== Segment start ==

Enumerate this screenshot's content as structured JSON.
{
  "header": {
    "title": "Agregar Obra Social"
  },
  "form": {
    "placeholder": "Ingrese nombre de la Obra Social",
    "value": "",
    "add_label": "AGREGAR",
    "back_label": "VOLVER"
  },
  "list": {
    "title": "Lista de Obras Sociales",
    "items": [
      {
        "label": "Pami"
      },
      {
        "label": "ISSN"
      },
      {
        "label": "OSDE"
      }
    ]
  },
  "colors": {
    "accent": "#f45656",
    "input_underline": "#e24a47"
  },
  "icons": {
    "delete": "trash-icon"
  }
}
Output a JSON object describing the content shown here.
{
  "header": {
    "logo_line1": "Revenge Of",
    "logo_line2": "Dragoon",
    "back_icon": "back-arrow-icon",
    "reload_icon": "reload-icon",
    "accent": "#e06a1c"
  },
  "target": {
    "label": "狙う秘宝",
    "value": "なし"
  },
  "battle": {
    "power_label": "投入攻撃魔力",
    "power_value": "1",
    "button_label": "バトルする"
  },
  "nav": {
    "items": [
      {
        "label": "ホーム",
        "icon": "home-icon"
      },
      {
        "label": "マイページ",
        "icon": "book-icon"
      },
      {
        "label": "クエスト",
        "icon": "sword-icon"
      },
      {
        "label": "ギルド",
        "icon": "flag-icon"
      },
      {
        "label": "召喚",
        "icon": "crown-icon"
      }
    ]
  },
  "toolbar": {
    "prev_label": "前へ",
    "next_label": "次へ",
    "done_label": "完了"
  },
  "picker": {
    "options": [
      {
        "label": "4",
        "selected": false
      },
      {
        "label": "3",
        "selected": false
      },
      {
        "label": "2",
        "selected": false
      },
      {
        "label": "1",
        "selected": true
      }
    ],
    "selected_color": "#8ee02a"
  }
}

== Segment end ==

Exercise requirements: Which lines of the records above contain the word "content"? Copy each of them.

Task response:
Enumerate this screenshot's content as structured JSON.
Output a JSON object describing the content shown here.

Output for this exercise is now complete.